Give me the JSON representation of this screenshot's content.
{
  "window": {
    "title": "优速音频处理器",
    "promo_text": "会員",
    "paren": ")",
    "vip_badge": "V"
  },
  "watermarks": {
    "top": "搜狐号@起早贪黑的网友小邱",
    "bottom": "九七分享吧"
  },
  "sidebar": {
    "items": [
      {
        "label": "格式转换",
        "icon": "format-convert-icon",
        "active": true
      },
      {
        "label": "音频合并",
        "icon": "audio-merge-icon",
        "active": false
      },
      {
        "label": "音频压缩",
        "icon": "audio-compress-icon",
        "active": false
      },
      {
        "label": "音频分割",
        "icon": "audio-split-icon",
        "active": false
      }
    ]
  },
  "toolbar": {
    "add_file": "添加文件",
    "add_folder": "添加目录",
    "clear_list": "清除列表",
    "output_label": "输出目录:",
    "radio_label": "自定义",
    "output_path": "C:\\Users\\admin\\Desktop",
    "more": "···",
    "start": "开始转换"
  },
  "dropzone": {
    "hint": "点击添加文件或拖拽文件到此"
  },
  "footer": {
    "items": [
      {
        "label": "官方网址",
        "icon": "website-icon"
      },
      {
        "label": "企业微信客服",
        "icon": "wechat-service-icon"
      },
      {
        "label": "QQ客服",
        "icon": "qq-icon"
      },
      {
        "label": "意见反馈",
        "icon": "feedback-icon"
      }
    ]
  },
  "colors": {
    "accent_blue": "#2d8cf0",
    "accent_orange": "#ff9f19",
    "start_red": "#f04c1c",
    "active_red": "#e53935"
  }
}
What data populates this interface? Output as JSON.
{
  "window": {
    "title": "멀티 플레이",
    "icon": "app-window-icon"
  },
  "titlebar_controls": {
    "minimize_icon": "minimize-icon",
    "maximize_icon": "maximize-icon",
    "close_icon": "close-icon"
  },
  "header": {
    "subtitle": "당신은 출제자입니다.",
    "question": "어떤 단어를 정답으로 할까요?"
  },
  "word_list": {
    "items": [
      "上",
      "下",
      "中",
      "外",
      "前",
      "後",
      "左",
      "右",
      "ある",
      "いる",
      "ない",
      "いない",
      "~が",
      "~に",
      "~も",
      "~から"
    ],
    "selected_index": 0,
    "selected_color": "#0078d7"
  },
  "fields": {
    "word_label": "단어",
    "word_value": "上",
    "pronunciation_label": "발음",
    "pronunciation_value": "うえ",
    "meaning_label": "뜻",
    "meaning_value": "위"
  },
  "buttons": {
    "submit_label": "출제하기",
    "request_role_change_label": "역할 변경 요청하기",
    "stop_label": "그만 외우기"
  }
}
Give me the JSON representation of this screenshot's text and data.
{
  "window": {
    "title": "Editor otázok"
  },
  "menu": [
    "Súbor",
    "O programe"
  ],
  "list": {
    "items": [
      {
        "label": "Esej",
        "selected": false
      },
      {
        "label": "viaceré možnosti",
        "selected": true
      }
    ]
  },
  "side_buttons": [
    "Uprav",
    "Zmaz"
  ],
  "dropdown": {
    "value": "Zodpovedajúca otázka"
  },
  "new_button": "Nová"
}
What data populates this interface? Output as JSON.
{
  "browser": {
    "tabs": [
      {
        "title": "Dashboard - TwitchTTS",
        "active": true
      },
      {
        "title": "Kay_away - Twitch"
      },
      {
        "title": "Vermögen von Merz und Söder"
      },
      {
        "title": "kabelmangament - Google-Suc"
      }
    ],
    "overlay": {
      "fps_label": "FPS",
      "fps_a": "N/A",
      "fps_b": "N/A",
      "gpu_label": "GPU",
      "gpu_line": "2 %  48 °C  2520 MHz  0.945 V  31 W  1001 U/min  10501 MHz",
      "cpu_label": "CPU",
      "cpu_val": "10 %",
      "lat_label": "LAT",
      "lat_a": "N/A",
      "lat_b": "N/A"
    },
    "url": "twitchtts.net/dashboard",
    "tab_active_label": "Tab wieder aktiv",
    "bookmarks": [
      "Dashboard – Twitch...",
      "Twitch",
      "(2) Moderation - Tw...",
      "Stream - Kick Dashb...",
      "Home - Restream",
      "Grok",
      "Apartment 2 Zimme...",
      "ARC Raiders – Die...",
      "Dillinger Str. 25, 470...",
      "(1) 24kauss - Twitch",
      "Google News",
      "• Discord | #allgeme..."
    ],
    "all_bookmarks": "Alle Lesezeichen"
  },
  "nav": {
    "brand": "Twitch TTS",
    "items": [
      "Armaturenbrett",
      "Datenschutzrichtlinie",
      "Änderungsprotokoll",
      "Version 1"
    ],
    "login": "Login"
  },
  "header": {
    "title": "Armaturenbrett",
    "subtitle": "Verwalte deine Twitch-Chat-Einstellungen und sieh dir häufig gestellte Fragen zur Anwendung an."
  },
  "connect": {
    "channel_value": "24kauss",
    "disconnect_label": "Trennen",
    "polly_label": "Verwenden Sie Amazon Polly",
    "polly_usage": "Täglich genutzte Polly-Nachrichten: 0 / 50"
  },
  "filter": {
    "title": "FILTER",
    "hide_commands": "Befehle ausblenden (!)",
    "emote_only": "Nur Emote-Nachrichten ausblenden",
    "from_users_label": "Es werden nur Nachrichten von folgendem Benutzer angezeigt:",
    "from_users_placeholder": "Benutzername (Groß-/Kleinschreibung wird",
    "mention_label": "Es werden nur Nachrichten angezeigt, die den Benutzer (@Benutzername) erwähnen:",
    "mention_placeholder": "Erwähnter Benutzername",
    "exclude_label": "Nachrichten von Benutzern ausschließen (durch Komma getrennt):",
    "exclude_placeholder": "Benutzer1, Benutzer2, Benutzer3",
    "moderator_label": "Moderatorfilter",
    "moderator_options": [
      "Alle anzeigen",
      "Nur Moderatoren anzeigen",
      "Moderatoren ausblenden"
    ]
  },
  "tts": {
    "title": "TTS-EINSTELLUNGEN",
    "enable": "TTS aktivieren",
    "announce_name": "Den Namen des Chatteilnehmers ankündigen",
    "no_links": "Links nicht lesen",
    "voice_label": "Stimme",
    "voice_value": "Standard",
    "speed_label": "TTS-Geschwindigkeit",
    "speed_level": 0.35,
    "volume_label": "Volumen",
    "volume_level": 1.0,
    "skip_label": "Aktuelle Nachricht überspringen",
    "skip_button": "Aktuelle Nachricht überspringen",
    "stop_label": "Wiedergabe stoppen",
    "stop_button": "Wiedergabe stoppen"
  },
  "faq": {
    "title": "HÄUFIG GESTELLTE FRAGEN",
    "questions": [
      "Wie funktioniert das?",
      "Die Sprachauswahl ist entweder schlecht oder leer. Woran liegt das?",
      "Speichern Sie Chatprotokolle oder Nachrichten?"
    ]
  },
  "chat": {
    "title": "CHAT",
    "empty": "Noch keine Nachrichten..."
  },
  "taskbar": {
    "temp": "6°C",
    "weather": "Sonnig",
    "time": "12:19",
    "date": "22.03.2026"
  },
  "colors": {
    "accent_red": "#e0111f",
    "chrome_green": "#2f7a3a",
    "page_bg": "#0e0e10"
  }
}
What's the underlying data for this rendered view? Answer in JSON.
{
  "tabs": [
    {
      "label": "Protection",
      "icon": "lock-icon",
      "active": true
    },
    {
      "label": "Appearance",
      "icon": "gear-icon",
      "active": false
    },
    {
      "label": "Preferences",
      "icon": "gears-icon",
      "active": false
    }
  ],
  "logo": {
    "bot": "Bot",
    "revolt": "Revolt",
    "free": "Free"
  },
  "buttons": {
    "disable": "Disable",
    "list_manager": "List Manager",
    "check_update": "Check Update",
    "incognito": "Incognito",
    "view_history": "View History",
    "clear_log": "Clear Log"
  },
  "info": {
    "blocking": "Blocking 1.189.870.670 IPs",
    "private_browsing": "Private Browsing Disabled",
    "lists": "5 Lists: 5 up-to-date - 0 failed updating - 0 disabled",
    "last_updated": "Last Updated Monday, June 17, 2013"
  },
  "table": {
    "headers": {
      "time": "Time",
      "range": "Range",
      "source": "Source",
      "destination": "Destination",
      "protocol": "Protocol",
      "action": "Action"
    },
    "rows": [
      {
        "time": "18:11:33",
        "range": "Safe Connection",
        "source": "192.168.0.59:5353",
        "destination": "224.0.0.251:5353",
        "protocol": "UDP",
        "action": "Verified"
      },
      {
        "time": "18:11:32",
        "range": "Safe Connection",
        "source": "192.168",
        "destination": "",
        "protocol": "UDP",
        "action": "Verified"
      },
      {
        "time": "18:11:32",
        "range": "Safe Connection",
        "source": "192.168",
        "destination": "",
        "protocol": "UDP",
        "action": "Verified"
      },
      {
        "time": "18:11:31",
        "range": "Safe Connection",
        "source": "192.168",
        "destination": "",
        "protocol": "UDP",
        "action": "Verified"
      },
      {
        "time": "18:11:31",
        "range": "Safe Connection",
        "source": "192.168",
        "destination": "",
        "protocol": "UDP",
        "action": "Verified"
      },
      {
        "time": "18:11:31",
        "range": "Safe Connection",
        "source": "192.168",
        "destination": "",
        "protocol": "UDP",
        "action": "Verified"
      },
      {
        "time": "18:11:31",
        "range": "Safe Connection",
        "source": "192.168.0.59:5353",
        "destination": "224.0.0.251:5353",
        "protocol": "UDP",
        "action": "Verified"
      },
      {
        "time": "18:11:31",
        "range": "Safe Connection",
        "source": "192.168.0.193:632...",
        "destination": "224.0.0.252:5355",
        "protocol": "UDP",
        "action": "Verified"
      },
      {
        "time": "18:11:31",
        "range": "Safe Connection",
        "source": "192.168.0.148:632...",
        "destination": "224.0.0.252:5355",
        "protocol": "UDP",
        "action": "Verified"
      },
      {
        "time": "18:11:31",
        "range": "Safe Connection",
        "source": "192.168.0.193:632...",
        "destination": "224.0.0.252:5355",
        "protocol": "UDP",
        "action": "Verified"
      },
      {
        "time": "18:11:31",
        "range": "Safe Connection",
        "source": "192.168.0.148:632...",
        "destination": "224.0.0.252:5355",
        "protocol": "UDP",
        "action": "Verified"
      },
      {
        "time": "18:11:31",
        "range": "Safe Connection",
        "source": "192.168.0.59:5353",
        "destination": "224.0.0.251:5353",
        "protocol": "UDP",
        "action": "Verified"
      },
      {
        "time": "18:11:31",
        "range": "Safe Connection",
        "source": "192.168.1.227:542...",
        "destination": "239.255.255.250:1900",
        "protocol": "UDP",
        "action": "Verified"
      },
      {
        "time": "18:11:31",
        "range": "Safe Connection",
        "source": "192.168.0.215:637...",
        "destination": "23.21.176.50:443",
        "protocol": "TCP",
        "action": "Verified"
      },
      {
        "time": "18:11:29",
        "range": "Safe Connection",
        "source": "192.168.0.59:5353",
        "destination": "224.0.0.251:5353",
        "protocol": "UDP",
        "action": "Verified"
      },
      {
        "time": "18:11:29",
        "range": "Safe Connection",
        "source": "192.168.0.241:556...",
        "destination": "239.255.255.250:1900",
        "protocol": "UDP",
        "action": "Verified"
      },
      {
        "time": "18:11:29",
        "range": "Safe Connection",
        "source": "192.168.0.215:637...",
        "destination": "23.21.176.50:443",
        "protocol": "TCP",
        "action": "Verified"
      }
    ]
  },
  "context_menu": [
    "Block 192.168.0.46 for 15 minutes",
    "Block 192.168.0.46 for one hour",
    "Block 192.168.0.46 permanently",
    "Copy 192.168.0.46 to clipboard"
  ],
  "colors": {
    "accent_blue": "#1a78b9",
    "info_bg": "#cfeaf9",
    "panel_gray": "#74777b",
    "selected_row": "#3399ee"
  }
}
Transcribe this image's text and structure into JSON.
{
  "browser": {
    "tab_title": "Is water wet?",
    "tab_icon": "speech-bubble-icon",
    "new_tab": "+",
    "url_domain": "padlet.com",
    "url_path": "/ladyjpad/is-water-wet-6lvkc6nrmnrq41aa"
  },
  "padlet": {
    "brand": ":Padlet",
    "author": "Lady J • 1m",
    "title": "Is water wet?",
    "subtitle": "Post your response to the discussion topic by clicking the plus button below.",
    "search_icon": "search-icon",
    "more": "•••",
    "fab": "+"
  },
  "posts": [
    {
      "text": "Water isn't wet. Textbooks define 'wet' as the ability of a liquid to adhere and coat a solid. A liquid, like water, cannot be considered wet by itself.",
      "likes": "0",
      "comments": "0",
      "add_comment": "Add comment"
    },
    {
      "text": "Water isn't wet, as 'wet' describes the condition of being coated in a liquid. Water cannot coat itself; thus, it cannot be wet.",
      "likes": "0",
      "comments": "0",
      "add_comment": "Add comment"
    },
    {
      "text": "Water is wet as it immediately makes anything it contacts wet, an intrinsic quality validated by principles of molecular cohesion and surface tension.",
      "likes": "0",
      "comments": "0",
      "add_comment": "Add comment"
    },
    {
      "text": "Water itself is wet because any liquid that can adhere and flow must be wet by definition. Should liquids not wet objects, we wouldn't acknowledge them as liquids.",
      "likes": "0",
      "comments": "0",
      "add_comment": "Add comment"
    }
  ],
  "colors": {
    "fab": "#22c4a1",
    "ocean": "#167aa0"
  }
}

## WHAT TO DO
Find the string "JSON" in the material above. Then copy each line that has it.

## REPLY
Give me the JSON representation of this screenshot's content.
What data populates this interface? Output as JSON.
Give me the JSON representation of this screenshot's text and data.
What data populates this interface? Output as JSON.
What's the underlying data for this rendered view? Answer in JSON.
Transcribe this image's text and structure into JSON.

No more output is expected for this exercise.